Situated a mile off the coast of Amble, Northumberland, Coquet Island is home to tens of thousands of breeding seabirds during spring and summer including the UK’s only colony of roseate terns. As a result, the island is designated as a wildlife sanctuary and landing on it is prohibited without consent.

The RSPB will use the grant to upgrade the island’s outdated CCTV system so wardening staff can monitor the island effectively for illegal activity such as egg theft and disturbance of roseate terns. 

Although surrounded by sea, Coquet Island’s wildlife is at risk from wildlife criminals. In 2004, rare roseate tern eggs were stolen and in July 2012 two brothers from Amble caused reckless disturbance to breeding roseate terns when they landed on the island.  

Paul Morrison, Warden at RSPB Coquet Island, said:“This generous grant from the Police and Crime Commissioner means that we will be able provide greater protection for the UK’s rarest seabird and make staff feel more safe and secure when working on the island.

“It is also a powerful endorsement of the RSPB’s view that wildlife crime is a serious issue that needs to be tackled head on with the right resources.”

Vera Baird QC, Police and Crime Commissioner for Northumbria, said: “Tackling wildlife crime is an important priority and I am pleased that we have been able to support the excellent work of the RSPB to help protect some of the UK’s rarest seabirds on Coquet Island.  Northumbria Police and I will continue to work closely with the RSPB to help protect rare birds and to stop the theft of birds eggs.”

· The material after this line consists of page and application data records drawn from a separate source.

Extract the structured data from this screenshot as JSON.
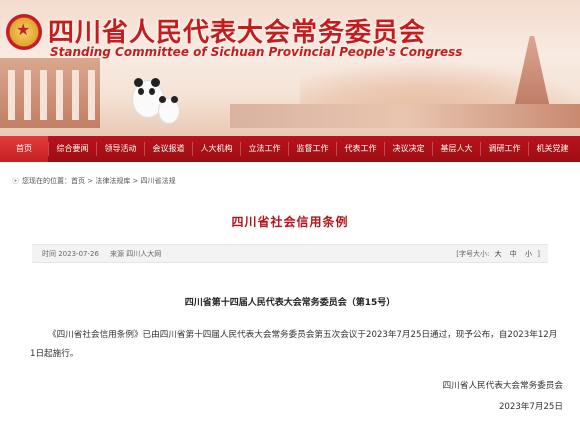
{
  "header": {
    "title_cn": "四川省人民代表大会常务委员会",
    "title_en": "Standing Committee of Sichuan Provincial People's Congress",
    "emblem_icon": "national-emblem-icon",
    "brand_color": "#c51d1d"
  },
  "nav": {
    "items": [
      {
        "label": "首页"
      },
      {
        "label": "综合要闻"
      },
      {
        "label": "领导活动"
      },
      {
        "label": "会议报道"
      },
      {
        "label": "人大机构"
      },
      {
        "label": "立法工作"
      },
      {
        "label": "监督工作"
      },
      {
        "label": "代表工作"
      },
      {
        "label": "决议决定"
      },
      {
        "label": "基层人大"
      },
      {
        "label": "调研工作"
      },
      {
        "label": "机关党建"
      }
    ],
    "bg_color": "#a80f15"
  },
  "breadcrumb": {
    "prefix": "您现在的位置：",
    "trail": "首页 > 法律法规库 > 四川省法规"
  },
  "article": {
    "title": "四川省社会信用条例",
    "time_label": "时间 2023-07-26",
    "source_label": "来源 四川人大网",
    "font_size_label": "[字号大小:",
    "font_sizes": [
      "大",
      "中",
      "小"
    ],
    "font_size_close": "]",
    "announcement": "四川省第十四届人民代表大会常务委员会（第15号）",
    "body": "《四川省社会信用条例》已由四川省第十四届人民代表大会常务委员会第五次会议于2023年7月25日通过，现予公布，自2023年12月1日起施行。",
    "signature": "四川省人民代表大会常务委员会",
    "date": "2023年7月25日"
  }
}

How you can help

Find out which birds were the movers and shakers in this year's Big Garden Birdwatch charts.

Share this